First thing in the morning, it can be hard enough to find matching socks, much less troubleshoot what's awry in a cup of coffee gone south. While some problems can't be corrected with a simple re-brew, many can. Here's our quick guide to identifying some of the most common things you'll find wrong in your coffee, and how to fix them. Note that while these tips are broad enough to address problems found across a variety of filter brewing methods, they do assume you're starting with good quality water (filtered, not distilled) at the right temperature, and good quality, evenly ground coffee.
Symptom: Sour Flavor
The problem: Underextraction
Coffee that's too sour to the taste hasn't had enough time to extract, resulting in not just "weak" flavor but a sour one as well. If the coffee you're drinking is one you expect to have natural sweetness, full mouthfeel, and a well-rounded flavor profile, but instead you're stuck with something hollow and sour-ish: an underdeveloped, underextracted cup.
The solution: Adjust grind or time
To allow more soluble coffee particles to be extracted into your cup, you're going to have to get more out of them either with time (letting it steep more) or grind. Particle size determines exactly how your coffee will extract, so a grind size that's large will require
more extraction time than a grind size that's finer. Bring your grind down a bit and try again. (Alternately, you can steep your coffee for longer—compare which resulting flavor gets you to the point you want, and stick with those parameters.)

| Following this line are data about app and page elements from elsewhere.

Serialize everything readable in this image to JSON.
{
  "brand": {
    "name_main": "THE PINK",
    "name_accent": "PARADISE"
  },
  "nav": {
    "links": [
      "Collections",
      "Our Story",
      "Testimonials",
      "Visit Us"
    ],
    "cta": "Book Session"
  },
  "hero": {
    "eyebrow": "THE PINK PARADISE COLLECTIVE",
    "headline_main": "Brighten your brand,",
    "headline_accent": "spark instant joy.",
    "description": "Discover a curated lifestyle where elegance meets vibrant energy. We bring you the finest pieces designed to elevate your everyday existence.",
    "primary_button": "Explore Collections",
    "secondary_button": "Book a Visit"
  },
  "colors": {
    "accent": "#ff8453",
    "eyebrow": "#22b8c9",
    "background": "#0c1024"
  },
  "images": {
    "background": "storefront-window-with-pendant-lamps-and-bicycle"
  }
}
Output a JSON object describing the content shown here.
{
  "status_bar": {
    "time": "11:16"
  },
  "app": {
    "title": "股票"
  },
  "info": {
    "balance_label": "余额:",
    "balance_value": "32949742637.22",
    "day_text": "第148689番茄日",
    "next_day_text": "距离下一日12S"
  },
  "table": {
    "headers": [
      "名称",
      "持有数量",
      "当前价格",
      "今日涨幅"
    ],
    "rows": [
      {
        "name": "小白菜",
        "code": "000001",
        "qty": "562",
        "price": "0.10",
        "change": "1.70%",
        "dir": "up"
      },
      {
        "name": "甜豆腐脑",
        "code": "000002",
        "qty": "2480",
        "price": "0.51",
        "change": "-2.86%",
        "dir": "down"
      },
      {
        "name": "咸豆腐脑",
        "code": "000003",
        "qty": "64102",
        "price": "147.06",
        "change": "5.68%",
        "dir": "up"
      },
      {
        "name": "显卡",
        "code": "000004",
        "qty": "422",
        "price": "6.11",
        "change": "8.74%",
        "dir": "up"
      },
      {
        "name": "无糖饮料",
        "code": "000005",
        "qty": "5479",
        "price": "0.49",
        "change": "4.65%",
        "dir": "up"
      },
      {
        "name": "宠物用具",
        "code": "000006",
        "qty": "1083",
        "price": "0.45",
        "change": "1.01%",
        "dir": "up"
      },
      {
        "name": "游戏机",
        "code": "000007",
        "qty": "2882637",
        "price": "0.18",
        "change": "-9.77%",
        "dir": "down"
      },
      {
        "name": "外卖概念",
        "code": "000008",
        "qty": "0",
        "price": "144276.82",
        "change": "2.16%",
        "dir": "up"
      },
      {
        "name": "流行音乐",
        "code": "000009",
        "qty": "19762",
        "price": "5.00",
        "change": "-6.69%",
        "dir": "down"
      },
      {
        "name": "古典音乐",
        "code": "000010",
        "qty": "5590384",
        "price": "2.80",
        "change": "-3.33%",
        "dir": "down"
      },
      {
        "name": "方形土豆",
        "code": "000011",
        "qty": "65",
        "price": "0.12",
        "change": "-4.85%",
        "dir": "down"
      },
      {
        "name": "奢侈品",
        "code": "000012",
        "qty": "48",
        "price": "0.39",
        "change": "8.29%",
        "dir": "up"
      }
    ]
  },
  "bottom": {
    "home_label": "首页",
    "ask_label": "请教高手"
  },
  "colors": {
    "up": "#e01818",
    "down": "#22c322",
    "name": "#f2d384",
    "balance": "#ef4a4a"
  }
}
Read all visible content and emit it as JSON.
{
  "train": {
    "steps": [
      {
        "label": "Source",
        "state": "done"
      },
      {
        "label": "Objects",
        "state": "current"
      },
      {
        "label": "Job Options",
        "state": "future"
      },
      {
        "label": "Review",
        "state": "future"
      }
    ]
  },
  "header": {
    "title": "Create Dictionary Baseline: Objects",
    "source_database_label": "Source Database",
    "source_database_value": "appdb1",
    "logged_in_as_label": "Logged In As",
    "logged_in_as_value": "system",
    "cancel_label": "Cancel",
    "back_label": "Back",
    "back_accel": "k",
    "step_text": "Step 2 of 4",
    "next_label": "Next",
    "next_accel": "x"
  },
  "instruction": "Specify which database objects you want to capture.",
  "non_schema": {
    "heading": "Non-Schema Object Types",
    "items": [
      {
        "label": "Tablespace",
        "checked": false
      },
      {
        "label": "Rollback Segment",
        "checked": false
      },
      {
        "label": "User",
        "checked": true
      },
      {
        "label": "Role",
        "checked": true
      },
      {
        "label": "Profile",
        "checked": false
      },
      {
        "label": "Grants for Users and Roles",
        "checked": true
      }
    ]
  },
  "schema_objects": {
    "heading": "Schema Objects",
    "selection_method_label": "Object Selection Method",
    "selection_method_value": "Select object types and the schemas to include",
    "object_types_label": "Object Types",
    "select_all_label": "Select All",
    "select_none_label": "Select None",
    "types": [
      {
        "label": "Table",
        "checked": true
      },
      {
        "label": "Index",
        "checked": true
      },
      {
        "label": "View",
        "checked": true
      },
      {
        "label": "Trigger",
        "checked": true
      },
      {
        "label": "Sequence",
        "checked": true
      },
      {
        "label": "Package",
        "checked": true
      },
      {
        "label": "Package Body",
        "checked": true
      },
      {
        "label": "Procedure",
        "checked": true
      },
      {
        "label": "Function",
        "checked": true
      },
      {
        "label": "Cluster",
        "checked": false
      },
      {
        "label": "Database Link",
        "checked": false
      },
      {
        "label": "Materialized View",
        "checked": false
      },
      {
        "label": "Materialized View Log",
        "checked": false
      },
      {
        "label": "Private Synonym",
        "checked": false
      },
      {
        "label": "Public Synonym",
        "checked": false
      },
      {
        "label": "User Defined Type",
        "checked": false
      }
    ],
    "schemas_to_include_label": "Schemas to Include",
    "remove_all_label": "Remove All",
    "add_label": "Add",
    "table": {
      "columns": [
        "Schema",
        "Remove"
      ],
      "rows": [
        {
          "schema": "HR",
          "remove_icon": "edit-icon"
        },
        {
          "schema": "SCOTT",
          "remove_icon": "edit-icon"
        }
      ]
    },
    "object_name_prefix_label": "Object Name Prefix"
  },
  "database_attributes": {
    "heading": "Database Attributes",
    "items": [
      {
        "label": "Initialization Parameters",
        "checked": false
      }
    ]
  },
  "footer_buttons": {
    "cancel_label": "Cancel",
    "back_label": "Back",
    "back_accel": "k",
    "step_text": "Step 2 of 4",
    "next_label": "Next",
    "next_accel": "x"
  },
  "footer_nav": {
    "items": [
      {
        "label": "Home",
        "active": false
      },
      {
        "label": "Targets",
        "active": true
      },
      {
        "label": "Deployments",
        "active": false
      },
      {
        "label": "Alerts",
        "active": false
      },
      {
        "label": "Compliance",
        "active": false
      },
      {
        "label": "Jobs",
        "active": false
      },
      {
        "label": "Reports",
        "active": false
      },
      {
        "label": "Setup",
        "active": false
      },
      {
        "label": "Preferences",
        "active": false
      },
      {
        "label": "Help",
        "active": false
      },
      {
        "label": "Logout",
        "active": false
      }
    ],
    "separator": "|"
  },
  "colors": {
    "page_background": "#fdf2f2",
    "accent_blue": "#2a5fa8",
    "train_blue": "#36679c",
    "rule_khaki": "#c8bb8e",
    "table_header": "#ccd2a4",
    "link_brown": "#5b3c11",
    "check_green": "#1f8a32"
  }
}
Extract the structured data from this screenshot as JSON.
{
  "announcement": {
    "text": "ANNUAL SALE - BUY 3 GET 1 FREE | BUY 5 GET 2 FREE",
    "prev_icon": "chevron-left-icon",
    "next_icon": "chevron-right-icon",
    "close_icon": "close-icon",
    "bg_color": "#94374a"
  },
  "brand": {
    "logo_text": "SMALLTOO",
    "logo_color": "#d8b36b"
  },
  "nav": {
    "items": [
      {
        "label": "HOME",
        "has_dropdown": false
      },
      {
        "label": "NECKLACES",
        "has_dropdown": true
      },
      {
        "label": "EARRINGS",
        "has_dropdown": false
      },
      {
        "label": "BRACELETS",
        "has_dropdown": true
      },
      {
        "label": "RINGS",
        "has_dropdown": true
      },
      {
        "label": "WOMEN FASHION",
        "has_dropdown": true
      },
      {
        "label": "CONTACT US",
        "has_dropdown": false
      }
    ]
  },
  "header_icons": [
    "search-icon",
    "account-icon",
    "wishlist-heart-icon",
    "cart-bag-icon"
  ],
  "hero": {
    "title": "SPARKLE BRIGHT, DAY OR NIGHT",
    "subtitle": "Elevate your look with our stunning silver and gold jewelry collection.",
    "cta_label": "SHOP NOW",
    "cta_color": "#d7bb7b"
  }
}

Coffee prepared as espresso can also ring a sour note if it's prepared too soon after roasting. This "fresh", sharp, sour flavor is associated with espresso coffee whose CO2 gasses haven't yet escaped and allowed the beans to, well, mellow. While this flavor can be found in filter coffee preparations of very fresh coffee, it (like any flaw) is exponentially more pronounced in espresso.
Symptom: Bitter Flavor
Coffee's bitter? You've likely extracted too much from your grounds. For a great lesson in overextraction, take your French press—and maybe you already do—and leave some coffee steeping in the press for an hour or so after you brew. Leaving the water/coffee in contact with the grounds will continue the extraction process: after about an hour you should have a brew of bitter, jittery-making sludge. See what we mean now? Sorry, we realize it's like making you smoke the entire pack of cigarettes at once.
The solution: Adjust grind or time
Just like in underextracted coffee, the simplest solution is to attenuate your grind. In this case, coarsening your grind will slow the process of extraction and allow you to find the right balance of flavor. Or experiment with shorter and shorter extraction times to see if you hit the mark.
Symptom: Stale, Flat Taste
Stale-tasting coffee could come from a variety of factors, like underextraction and too low a brew temperature, but it's always good to double-check best practices here. Are you grinding your coffee right before you brew it? A few days before you brew it? Have you ever seen these beans in whole form? Coffee begins to lose subtlety of flavor—and important other elements, like body and acidity—both as it ages and as coffee particles are exposed to oxygen. If you're storing coffee for a long period of time, or grinding well ahead of brewing, stale and flat are unavoidable.
The solution: Pay attention to grinding and storage
This is a good time for a public service reminder that even a low-end hand-grinder with conical burrs will run you about $40. It's worth it! Make your kid do the physical-labor part. And after opening a fresh bag of coffee, try to use it within a week to ten days, keeping it as well-sealed as you can during that time.
Symptom: Other Off Flavors
Of the countless things that can make coffee taste bad, here are a few: poor quality coffee, poor quality water, uneven particle size (as is customary from a blade-style coffee grinder), dirty coffee equipment, strong taste left over from paper or other coffee filters, and simple bad luck. Actual defects within the coffee—such as funky ferment flavor, or rogue beans plagued with Rwandan Potato Defect—are pretty rare, but they can happen. Check your parameters, make sure all the elements of your approach are locked-in to be as good as they can be, and if at first you don't succeed? Try, try again.
About the author: Liz Clayton drinks, photographs and writes about coffee and tea all over the world, though she pretends to live in Brooklyn, New York. She is the creator of Nice Coffee Time, a book of photographs of the best coffee in the world, published by Presspop.